Requirement
What you print must match the data line for line.
== Material for this task ==
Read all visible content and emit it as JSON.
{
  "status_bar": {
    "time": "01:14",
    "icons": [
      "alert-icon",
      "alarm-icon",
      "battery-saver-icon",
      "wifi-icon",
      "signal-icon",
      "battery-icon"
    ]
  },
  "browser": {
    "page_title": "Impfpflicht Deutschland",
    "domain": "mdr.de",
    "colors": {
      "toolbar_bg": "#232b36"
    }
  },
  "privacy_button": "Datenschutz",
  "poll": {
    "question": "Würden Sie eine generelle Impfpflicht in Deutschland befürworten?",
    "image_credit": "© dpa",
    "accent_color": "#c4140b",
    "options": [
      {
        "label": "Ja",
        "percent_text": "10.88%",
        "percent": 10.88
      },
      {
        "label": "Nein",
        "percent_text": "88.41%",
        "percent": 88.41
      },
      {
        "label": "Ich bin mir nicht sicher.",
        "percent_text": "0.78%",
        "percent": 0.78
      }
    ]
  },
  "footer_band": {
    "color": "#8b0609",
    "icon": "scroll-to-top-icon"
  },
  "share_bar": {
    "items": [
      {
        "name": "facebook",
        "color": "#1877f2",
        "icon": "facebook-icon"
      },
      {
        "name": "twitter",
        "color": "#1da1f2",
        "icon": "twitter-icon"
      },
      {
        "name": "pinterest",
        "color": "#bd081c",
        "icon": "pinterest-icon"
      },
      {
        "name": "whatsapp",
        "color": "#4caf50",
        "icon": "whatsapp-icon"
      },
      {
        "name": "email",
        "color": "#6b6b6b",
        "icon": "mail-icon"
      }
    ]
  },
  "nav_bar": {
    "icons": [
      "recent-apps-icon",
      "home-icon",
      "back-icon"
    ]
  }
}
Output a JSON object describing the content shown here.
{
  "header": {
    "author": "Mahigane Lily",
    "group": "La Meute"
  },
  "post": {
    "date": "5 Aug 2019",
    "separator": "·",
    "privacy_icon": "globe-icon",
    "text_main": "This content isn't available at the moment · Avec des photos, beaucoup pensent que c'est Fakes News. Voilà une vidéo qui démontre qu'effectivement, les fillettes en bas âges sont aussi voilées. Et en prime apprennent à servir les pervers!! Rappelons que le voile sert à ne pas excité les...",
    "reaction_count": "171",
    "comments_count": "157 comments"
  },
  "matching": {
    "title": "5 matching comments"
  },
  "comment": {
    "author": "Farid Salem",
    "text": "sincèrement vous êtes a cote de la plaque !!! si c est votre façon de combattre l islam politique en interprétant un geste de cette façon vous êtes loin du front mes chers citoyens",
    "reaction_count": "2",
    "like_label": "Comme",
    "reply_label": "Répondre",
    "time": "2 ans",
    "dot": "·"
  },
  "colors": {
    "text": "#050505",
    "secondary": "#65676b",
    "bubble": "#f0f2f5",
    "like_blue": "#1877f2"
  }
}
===
Task solution
Read all visible content and emit it as JSON.
{
  "status_bar": {
    "time": "01:14",
    "icons": [
      "alert-icon",
      "alarm-icon",
      "battery-saver-icon",
      "wifi-icon",
      "signal-icon",
      "battery-icon"
    ]
  },
  "browser": {
    "page_title": "Impfpflicht Deutschland",
    "domain": "mdr.de",
    "colors": {
      "toolbar_bg": "#232b36"
    }
  },
  "privacy_button": "Datenschutz",
  "poll": {
    "question": "Würden Sie eine generelle Impfpflicht in Deutschland befürworten?",
    "image_credit": "© dpa",
    "accent_color": "#c4140b",
    "options": [
      {
        "label": "Ja",
        "percent_text": "10.88%",
        "percent": 10.88
      },
      {
        "label": "Nein",
        "percent_text": "88.41%",
        "percent": 88.41
      },
      {
        "label": "Ich bin mir nicht sicher.",
        "percent_text": "0.78%",
        "percent": 0.78
      }
    ]
  },
  "footer_band": {
    "color": "#8b0609",
    "icon": "scroll-to-top-icon"
  },
  "share_bar": {
    "items": [
      {
        "name": "facebook",
        "color": "#1877f2",
        "icon": "facebook-icon"
      },
      {
        "name": "twitter",
        "color": "#1da1f2",
        "icon": "twitter-icon"
      },
      {
        "name": "pinterest",
        "color": "#bd081c",
        "icon": "pinterest-icon"
      },
      {
        "name": "whatsapp",
        "color": "#4caf50",
        "icon": "whatsapp-icon"
      },
      {
        "name": "email",
        "color": "#6b6b6b",
        "icon": "mail-icon"
      }
    ]
  },
  "nav_bar": {
    "icons": [
      "recent-apps-icon",
      "home-icon",
      "back-icon"
    ]
  }
}
Output a JSON object describing the content shown here.
{
  "header": {
    "author": "Mahigane Lily",
    "group": "La Meute"
  },
  "post": {
    "date": "5 Aug 2019",
    "separator": "·",
    "privacy_icon": "globe-icon",
    "text_main": "This content isn't available at the moment · Avec des photos, beaucoup pensent que c'est Fakes News. Voilà une vidéo qui démontre qu'effectivement, les fillettes en bas âges sont aussi voilées. Et en prime apprennent à servir les pervers!! Rappelons que le voile sert à ne pas excité les...",
    "reaction_count": "171",
    "comments_count": "157 comments"
  },
  "matching": {
    "title": "5 matching comments"
  },
  "comment": {
    "author": "Farid Salem",
    "text": "sincèrement vous êtes a cote de la plaque !!! si c est votre façon de combattre l islam politique en interprétant un geste de cette façon vous êtes loin du front mes chers citoyens",
    "reaction_count": "2",
    "like_label": "Comme",
    "reply_label": "Répondre",
    "time": "2 ans",
    "dot": "·"
  },
  "colors": {
    "text": "#050505",
    "secondary": "#65676b",
    "bubble": "#f0f2f5",
    "like_blue": "#1877f2"
  }
}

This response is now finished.